Foster Care Fortnight is the UK’s biggest foster care awareness-raising campaign. Organised by national charity The Fostering Network, the campaign helps local fostering services to highlight the need for foster carers in their area.
Rutland currently has 10 fostering households offering care and support to around 25 children and young people. Nationwide, almost 40,000 children in England are placed with foster carers. Many of these children will go back to their families after a while. In some cases, this may take days or weeks. Sometimes, it can take much longer.
“We’re looking for more foster carers who can help us provide a safe and caring environment for children who aren’t able to live with their families. There is no ‘typical’ foster carer – the fostering community is diverse, just like the children we care for. Most adults over the age of 21 can be a foster carer but you must be able to give the time to care for a child or young person.
“We don’t need all our carers to look after children for many years. We also need carers who can provide short-term care or emergency care. Fostering can be incredibly awarding so please contact us to find out more and be part of transforming a child’s life.”
Dawn Godfrey, Strategic Director for Children and Families
For more information about fostering in Rutland, please visit our Fostering page.
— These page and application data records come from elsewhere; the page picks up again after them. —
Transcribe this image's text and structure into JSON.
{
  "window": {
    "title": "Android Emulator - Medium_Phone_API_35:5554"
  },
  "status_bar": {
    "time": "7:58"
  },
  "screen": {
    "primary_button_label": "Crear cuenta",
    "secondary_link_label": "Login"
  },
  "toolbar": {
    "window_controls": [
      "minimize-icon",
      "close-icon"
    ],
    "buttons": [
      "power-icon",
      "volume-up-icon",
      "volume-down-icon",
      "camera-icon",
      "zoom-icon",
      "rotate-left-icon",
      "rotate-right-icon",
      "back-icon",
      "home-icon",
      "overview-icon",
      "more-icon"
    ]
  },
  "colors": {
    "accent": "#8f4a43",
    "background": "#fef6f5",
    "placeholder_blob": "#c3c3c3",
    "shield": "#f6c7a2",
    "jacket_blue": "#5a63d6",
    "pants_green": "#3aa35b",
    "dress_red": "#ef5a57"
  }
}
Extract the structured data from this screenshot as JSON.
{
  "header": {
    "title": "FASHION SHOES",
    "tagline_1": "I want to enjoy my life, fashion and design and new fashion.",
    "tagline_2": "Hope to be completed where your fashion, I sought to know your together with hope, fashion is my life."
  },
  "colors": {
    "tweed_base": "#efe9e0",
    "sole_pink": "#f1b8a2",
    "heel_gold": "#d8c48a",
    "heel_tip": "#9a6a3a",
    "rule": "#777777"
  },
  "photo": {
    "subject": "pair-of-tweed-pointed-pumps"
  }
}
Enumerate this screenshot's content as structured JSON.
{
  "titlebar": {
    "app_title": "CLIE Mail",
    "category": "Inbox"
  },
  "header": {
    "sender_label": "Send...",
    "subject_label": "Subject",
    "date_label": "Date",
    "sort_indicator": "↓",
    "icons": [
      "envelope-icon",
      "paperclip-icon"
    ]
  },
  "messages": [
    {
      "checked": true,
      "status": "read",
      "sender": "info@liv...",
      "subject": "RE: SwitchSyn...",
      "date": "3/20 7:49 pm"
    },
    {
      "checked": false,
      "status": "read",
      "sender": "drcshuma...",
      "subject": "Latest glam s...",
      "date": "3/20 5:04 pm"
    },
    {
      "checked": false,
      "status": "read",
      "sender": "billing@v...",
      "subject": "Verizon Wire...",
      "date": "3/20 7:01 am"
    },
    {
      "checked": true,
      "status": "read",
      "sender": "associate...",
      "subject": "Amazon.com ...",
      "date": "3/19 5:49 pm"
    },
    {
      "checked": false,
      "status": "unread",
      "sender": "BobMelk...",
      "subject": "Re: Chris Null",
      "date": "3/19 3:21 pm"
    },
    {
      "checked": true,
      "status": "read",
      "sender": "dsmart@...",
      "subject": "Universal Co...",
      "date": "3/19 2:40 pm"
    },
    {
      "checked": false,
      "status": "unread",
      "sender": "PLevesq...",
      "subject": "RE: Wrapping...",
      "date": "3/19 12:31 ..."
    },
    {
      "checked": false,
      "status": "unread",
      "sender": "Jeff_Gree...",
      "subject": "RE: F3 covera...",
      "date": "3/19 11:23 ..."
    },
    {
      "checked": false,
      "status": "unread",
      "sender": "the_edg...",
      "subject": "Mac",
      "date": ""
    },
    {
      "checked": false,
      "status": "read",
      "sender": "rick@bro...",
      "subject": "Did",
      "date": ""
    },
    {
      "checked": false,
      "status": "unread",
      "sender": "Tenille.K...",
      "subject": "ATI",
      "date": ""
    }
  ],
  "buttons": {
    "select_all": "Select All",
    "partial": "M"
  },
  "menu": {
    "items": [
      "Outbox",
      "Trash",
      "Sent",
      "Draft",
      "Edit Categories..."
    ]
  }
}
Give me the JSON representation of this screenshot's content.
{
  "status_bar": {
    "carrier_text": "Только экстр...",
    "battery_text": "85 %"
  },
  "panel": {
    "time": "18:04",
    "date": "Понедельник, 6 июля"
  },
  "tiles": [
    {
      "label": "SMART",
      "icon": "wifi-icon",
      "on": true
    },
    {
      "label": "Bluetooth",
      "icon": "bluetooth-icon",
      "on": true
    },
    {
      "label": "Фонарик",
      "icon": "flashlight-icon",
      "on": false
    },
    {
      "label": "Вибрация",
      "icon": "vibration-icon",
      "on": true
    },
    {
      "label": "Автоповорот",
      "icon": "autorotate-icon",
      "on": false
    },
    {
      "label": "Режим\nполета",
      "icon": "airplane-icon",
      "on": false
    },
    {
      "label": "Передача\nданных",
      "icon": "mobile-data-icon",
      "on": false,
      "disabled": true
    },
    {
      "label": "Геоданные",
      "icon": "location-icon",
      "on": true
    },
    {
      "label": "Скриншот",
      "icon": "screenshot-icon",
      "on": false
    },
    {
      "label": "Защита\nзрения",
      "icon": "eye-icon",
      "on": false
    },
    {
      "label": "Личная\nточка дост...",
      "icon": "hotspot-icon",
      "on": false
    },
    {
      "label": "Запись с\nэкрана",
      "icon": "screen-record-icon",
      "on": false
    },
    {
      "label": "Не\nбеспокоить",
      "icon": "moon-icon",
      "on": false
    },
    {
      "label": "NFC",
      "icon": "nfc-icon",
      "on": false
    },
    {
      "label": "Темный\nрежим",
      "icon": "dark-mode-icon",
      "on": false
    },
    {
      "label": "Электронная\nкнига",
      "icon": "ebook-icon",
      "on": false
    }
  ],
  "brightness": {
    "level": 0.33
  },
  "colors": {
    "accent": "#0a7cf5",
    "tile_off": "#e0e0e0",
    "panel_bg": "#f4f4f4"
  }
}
“There are so many different types of foster care. You can have a huge impact on a child’s life by giving them the care they need, when they need it. We hope lots of people will get in touch with us to find out more.”
Laila Oliver, Fostering and Adoption Team Manager
Rutland County Council is seeking foster carers for children aged 0 to 18, and offers its carers professional training, constant guidance and financial support over and above the government’s recommended fostering allowances.
The Council takes a personalised approach when providing support for both carers and children, recognising that everyone is different. This is made possible thanks to the authority’s size and the dedication of its Fostering Team.
Local foster carers work alongside a professional network supporting the children and young people they are looking after, helping them to achieve the best outcomes possible. The type of foster care provided depends on the needs of children and young people.